Subsequent to the meeting, and after conversations with Mouton and Peterson, I suggested to Archbishop Laghi that a bishop be delegated to go to Lafayette to assist in managing the crisis. I selected Bishop A.J. Quinn, auxiliary of Cleveland because of his legal background. Archbishop Laghi agreed with my suggestion and the appropriate communications were had with the Holy See to secure the appointment.

The three of us were of the opinion that now that the Gauthe case had become public and received so much publicity from coast to coast, that the entire issue would no longer be able to be contained by Church leaders. I was also aware of other cases of sexual abuse that had quickly become public throughout the country.

Also, for the first time, a family was starting a civil suit against a diocese (Gastal v. Lafayette) for failure to take proper precautions when warned about Gauthe.
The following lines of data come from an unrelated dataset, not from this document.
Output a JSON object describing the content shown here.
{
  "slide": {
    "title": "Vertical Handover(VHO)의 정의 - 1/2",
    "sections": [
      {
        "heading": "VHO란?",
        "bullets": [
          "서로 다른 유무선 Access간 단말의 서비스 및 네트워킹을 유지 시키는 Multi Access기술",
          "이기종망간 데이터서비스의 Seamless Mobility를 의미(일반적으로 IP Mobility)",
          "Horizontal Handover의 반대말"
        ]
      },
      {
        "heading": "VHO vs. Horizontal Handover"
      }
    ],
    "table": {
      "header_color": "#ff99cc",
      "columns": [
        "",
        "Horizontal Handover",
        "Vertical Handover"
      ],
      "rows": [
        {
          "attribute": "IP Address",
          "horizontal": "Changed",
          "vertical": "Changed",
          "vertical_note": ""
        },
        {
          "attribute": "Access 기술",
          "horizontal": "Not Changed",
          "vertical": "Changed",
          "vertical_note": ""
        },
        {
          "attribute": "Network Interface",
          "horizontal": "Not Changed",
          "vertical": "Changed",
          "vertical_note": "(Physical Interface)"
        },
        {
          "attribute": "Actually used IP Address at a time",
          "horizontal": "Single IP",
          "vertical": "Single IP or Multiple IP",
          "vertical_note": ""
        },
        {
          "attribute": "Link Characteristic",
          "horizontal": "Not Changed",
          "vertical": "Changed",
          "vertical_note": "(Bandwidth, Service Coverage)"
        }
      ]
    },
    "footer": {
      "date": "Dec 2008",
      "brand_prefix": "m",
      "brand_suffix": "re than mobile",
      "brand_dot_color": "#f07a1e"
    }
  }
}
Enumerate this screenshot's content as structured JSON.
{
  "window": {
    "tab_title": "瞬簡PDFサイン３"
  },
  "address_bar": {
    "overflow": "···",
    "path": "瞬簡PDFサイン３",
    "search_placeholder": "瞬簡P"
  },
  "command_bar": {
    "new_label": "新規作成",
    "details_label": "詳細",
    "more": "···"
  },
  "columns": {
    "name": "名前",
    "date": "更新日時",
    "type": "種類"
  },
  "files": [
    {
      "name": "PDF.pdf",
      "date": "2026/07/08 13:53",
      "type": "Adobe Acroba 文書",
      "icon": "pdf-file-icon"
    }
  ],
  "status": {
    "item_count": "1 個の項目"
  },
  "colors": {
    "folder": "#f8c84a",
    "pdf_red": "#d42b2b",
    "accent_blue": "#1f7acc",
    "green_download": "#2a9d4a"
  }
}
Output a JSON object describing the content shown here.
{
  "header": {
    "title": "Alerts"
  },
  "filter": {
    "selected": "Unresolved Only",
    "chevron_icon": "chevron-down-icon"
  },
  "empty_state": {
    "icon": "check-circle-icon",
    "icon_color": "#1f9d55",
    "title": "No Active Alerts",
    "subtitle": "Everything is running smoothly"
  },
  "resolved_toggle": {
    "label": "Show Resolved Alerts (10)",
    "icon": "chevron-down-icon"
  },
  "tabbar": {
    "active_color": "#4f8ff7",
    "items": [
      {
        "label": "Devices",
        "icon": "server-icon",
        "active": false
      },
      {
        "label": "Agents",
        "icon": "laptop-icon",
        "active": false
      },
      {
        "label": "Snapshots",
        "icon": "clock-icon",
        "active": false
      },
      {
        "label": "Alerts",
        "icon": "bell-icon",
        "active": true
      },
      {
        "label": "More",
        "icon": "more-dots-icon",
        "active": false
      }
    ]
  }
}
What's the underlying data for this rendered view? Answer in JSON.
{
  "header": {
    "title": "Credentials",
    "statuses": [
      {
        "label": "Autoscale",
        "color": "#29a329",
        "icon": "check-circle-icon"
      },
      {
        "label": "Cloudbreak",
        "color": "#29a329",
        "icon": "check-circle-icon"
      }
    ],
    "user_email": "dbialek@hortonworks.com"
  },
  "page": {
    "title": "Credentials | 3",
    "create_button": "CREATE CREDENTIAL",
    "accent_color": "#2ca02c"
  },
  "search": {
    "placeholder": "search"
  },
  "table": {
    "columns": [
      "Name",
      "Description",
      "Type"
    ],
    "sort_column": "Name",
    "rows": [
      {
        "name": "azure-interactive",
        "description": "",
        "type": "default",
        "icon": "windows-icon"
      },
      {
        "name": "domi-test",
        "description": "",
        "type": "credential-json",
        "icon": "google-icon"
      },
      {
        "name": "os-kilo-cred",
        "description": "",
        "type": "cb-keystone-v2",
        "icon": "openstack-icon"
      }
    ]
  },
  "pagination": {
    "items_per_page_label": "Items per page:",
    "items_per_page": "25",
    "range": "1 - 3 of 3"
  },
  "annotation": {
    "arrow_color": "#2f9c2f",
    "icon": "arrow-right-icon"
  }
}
When the criminal suit was filed, the district attorney in the area also brought criminal charges. Fr. Gauthe had in fact been reported to the bishop several times since 1972 and before long, it was discovered that he had abused scores of young children. All were young boys with one exception. In the end, he pleaded guilty to 39 counts and was sentenced to twenty years in prison.

We decided on our own, to try and write something to give to the bishops to assist them in dealing with cases that we predicted would start to appear with increasing regularity. We discussed various approaches with different people including several bishops who were receptive to the idea.

We had several conversations with Bishop Quinn. Bishop Quinn suggested that whatever was composed be done in such a format that it be based on a set of questions that would respond to as many different angles and aspects of the issue as could be conceived of. Within a short time we had decided to collect information and put together a manual or book that would be set up in a question and answer format. The full edition would also contain copies of several medical articles about pedophilia. Most of these were taken from medical journals and several were authored by Dr. Fred Berlin of the Johns Hopkins University Hospital Sexual Disorders Clinic.

Along with the manual, we also proposed that the NCCB sponsor a committee (or project) that would supervise detailed research into the various areas of the problem: civil and criminal law, insurance, canon law, medical, pastoral. The research would be made available to the bishops in order to assist in making enlightened decisions about the problem. The third part of the proposal involved a crisis intervention team which would consist of legal, medical and canonical/pastoral resource persons who would be available to any bishop who requested their services in assisting in dealing with specific cases.

A key aspect of the manual and proposal included a method of uniform case management or at least case following. Within a few months after the Gauthe case, i.e., by the middle of 1985, there were several civil court actions involving priests and dioceses. Over the years since then there have been hundreds. There has been no uniform case management or following by any Church agency. Hence there has been no way of determining the development of civil law jurisprudence, of tracking the nature and amount of settlements, of studying legal strategies etc. On the negative side, the lack of case following has given rise to rumor and innuendo about the monies spent, judgments of courts, numbers of perpetrators, dioceses involved etc.

© Copyright 2003 Internations' Justice Federation